EXERCISE INPUT START
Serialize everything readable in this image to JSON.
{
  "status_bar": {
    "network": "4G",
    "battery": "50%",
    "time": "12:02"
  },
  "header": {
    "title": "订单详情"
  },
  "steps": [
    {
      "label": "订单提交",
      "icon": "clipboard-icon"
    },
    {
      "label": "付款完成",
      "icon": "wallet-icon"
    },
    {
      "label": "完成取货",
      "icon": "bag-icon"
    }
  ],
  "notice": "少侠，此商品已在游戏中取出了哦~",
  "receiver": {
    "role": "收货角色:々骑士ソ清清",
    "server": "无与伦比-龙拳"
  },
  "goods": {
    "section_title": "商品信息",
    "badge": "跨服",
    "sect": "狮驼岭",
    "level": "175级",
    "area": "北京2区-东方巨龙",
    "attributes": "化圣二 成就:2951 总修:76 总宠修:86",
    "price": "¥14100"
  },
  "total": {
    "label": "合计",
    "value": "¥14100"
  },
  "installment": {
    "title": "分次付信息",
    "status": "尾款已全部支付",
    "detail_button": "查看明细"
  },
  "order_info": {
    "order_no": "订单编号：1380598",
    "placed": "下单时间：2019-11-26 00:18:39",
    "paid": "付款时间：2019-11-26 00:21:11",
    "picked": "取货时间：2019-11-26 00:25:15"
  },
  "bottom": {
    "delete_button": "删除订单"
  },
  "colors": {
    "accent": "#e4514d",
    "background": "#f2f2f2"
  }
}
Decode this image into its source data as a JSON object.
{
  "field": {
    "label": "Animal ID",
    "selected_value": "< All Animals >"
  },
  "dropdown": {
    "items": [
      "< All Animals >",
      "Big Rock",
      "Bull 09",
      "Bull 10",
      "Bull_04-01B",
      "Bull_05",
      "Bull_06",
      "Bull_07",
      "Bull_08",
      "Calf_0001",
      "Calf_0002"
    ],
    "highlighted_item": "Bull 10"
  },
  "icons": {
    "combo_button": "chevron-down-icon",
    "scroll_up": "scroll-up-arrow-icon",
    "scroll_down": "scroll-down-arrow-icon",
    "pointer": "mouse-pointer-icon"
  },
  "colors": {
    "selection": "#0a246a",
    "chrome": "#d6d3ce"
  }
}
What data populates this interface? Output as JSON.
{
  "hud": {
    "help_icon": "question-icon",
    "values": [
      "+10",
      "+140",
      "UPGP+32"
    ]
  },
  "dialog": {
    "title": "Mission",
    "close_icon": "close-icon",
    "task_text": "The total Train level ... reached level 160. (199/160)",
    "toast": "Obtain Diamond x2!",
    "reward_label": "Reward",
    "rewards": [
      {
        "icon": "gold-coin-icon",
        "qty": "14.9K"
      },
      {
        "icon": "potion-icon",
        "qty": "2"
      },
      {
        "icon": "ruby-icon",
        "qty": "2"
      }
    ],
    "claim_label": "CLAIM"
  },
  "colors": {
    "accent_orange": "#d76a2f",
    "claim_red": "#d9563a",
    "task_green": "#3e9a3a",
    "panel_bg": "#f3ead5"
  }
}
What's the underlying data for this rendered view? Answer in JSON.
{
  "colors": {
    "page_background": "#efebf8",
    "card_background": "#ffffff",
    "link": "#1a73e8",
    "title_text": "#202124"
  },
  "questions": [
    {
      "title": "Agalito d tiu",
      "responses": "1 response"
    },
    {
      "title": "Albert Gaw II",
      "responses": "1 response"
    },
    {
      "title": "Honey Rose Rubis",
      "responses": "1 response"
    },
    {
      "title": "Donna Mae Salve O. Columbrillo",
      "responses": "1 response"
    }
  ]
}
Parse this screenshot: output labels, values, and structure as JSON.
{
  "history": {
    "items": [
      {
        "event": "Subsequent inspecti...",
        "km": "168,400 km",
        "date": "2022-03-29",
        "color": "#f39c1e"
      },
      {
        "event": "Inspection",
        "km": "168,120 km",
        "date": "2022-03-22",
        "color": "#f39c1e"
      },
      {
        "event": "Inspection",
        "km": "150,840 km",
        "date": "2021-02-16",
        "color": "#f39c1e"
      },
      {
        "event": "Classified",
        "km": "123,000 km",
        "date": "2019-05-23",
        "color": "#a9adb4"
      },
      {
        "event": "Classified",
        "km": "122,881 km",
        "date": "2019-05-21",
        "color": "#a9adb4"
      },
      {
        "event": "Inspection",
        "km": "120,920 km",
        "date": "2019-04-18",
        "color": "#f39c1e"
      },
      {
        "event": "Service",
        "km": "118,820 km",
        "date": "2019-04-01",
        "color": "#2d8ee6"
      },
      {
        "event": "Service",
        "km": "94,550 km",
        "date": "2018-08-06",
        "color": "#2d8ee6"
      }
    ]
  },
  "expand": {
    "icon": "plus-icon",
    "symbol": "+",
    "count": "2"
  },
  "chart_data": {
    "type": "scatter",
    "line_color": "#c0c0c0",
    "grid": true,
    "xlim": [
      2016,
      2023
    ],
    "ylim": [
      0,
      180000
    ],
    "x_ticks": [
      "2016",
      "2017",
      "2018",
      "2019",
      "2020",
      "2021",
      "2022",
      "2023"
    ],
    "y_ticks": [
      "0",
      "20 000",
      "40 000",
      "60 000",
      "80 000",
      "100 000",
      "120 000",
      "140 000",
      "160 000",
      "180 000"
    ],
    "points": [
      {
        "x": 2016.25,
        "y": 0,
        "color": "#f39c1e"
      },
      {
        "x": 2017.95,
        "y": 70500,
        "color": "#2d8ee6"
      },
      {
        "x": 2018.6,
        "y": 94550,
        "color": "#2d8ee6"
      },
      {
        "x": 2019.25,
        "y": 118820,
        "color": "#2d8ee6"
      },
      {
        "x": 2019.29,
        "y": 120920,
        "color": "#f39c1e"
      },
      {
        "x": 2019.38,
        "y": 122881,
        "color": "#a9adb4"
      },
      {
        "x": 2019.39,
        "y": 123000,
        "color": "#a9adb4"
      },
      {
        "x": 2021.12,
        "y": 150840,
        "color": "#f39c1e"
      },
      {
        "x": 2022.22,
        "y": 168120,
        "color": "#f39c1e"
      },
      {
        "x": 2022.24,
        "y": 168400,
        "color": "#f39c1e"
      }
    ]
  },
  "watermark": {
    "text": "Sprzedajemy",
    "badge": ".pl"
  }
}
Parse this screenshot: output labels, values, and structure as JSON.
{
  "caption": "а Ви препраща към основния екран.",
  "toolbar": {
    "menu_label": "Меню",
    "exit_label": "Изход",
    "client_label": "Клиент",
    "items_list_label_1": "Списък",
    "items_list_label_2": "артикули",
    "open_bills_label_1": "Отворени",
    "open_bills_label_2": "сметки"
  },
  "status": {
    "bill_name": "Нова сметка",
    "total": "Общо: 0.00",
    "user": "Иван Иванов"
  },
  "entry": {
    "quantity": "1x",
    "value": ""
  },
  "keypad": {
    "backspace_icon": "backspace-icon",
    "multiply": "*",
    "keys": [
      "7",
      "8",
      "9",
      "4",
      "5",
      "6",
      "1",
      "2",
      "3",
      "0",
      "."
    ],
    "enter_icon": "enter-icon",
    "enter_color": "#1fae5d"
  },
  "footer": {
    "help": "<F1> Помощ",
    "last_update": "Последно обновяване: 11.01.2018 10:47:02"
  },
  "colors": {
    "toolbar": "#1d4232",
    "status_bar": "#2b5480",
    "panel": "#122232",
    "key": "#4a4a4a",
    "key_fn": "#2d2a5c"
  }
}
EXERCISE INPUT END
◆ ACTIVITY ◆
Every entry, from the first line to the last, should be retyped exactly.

◆ ANSWER TO THIS PROBLEM ◆
Serialize everything readable in this image to JSON.
{
  "status_bar": {
    "network": "4G",
    "battery": "50%",
    "time": "12:02"
  },
  "header": {
    "title": "订单详情"
  },
  "steps": [
    {
      "label": "订单提交",
      "icon": "clipboard-icon"
    },
    {
      "label": "付款完成",
      "icon": "wallet-icon"
    },
    {
      "label": "完成取货",
      "icon": "bag-icon"
    }
  ],
  "notice": "少侠，此商品已在游戏中取出了哦~",
  "receiver": {
    "role": "收货角色:々骑士ソ清清",
    "server": "无与伦比-龙拳"
  },
  "goods": {
    "section_title": "商品信息",
    "badge": "跨服",
    "sect": "狮驼岭",
    "level": "175级",
    "area": "北京2区-东方巨龙",
    "attributes": "化圣二 成就:2951 总修:76 总宠修:86",
    "price": "¥14100"
  },
  "total": {
    "label": "合计",
    "value": "¥14100"
  },
  "installment": {
    "title": "分次付信息",
    "status": "尾款已全部支付",
    "detail_button": "查看明细"
  },
  "order_info": {
    "order_no": "订单编号：1380598",
    "placed": "下单时间：2019-11-26 00:18:39",
    "paid": "付款时间：2019-11-26 00:21:11",
    "picked": "取货时间：2019-11-26 00:25:15"
  },
  "bottom": {
    "delete_button": "删除订单"
  },
  "colors": {
    "accent": "#e4514d",
    "background": "#f2f2f2"
  }
}
Decode this image into its source data as a JSON object.
{
  "field": {
    "label": "Animal ID",
    "selected_value": "< All Animals >"
  },
  "dropdown": {
    "items": [
      "< All Animals >",
      "Big Rock",
      "Bull 09",
      "Bull 10",
      "Bull_04-01B",
      "Bull_05",
      "Bull_06",
      "Bull_07",
      "Bull_08",
      "Calf_0001",
      "Calf_0002"
    ],
    "highlighted_item": "Bull 10"
  },
  "icons": {
    "combo_button": "chevron-down-icon",
    "scroll_up": "scroll-up-arrow-icon",
    "scroll_down": "scroll-down-arrow-icon",
    "pointer": "mouse-pointer-icon"
  },
  "colors": {
    "selection": "#0a246a",
    "chrome": "#d6d3ce"
  }
}
What data populates this interface? Output as JSON.
{
  "hud": {
    "help_icon": "question-icon",
    "values": [
      "+10",
      "+140",
      "UPGP+32"
    ]
  },
  "dialog": {
    "title": "Mission",
    "close_icon": "close-icon",
    "task_text": "The total Train level ... reached level 160. (199/160)",
    "toast": "Obtain Diamond x2!",
    "reward_label": "Reward",
    "rewards": [
      {
        "icon": "gold-coin-icon",
        "qty": "14.9K"
      },
      {
        "icon": "potion-icon",
        "qty": "2"
      },
      {
        "icon": "ruby-icon",
        "qty": "2"
      }
    ],
    "claim_label": "CLAIM"
  },
  "colors": {
    "accent_orange": "#d76a2f",
    "claim_red": "#d9563a",
    "task_green": "#3e9a3a",
    "panel_bg": "#f3ead5"
  }
}
What's the underlying data for this rendered view? Answer in JSON.
{
  "colors": {
    "page_background": "#efebf8",
    "card_background": "#ffffff",
    "link": "#1a73e8",
    "title_text": "#202124"
  },
  "questions": [
    {
      "title": "Agalito d tiu",
      "responses": "1 response"
    },
    {
      "title": "Albert Gaw II",
      "responses": "1 response"
    },
    {
      "title": "Honey Rose Rubis",
      "responses": "1 response"
    },
    {
      "title": "Donna Mae Salve O. Columbrillo",
      "responses": "1 response"
    }
  ]
}
Parse this screenshot: output labels, values, and structure as JSON.
{
  "history": {
    "items": [
      {
        "event": "Subsequent inspecti...",
        "km": "168,400 km",
        "date": "2022-03-29",
        "color": "#f39c1e"
      },
      {
        "event": "Inspection",
        "km": "168,120 km",
        "date": "2022-03-22",
        "color": "#f39c1e"
      },
      {
        "event": "Inspection",
        "km": "150,840 km",
        "date": "2021-02-16",
        "color": "#f39c1e"
      },
      {
        "event": "Classified",
        "km": "123,000 km",
        "date": "2019-05-23",
        "color": "#a9adb4"
      },
      {
        "event": "Classified",
        "km": "122,881 km",
        "date": "2019-05-21",
        "color": "#a9adb4"
      },
      {
        "event": "Inspection",
        "km": "120,920 km",
        "date": "2019-04-18",
        "color": "#f39c1e"
      },
      {
        "event": "Service",
        "km": "118,820 km",
        "date": "2019-04-01",
        "color": "#2d8ee6"
      },
      {
        "event": "Service",
        "km": "94,550 km",
        "date": "2018-08-06",
        "color": "#2d8ee6"
      }
    ]
  },
  "expand": {
    "icon": "plus-icon",
    "symbol": "+",
    "count": "2"
  },
  "chart_data": {
    "type": "scatter",
    "line_color": "#c0c0c0",
    "grid": true,
    "xlim": [
      2016,
      2023
    ],
    "ylim": [
      0,
      180000
    ],
    "x_ticks": [
      "2016",
      "2017",
      "2018",
      "2019",
      "2020",
      "2021",
      "2022",
      "2023"
    ],
    "y_ticks": [
      "0",
      "20 000",
      "40 000",
      "60 000",
      "80 000",
      "100 000",
      "120 000",
      "140 000",
      "160 000",
      "180 000"
    ],
    "points": [
      {
        "x": 2016.25,
        "y": 0,
        "color": "#f39c1e"
      },
      {
        "x": 2017.95,
        "y": 70500,
        "color": "#2d8ee6"
      },
      {
        "x": 2018.6,
        "y": 94550,
        "color": "#2d8ee6"
      },
      {
        "x": 2019.25,
        "y": 118820,
        "color": "#2d8ee6"
      },
      {
        "x": 2019.29,
        "y": 120920,
        "color": "#f39c1e"
      },
      {
        "x": 2019.38,
        "y": 122881,
        "color": "#a9adb4"
      },
      {
        "x": 2019.39,
        "y": 123000,
        "color": "#a9adb4"
      },
      {
        "x": 2021.12,
        "y": 150840,
        "color": "#f39c1e"
      },
      {
        "x": 2022.22,
        "y": 168120,
        "color": "#f39c1e"
      },
      {
        "x": 2022.24,
        "y": 168400,
        "color": "#f39c1e"
      }
    ]
  },
  "watermark": {
    "text": "Sprzedajemy",
    "badge": ".pl"
  }
}
Parse this screenshot: output labels, values, and structure as JSON.
{
  "caption": "а Ви препраща към основния екран.",
  "toolbar": {
    "menu_label": "Меню",
    "exit_label": "Изход",
    "client_label": "Клиент",
    "items_list_label_1": "Списък",
    "items_list_label_2": "артикули",
    "open_bills_label_1": "Отворени",
    "open_bills_label_2": "сметки"
  },
  "status": {
    "bill_name": "Нова сметка",
    "total": "Общо: 0.00",
    "user": "Иван Иванов"
  },
  "entry": {
    "quantity": "1x",
    "value": ""
  },
  "keypad": {
    "backspace_icon": "backspace-icon",
    "multiply": "*",
    "keys": [
      "7",
      "8",
      "9",
      "4",
      "5",
      "6",
      "1",
      "2",
      "3",
      "0",
      "."
    ],
    "enter_icon": "enter-icon",
    "enter_color": "#1fae5d"
  },
  "footer": {
    "help": "<F1> Помощ",
    "last_update": "Последно обновяване: 11.01.2018 10:47:02"
  },
  "colors": {
    "toolbar": "#1d4232",
    "status_bar": "#2b5480",
    "panel": "#122232",
    "key": "#4a4a4a",
    "key_fn": "#2d2a5c"
  }
}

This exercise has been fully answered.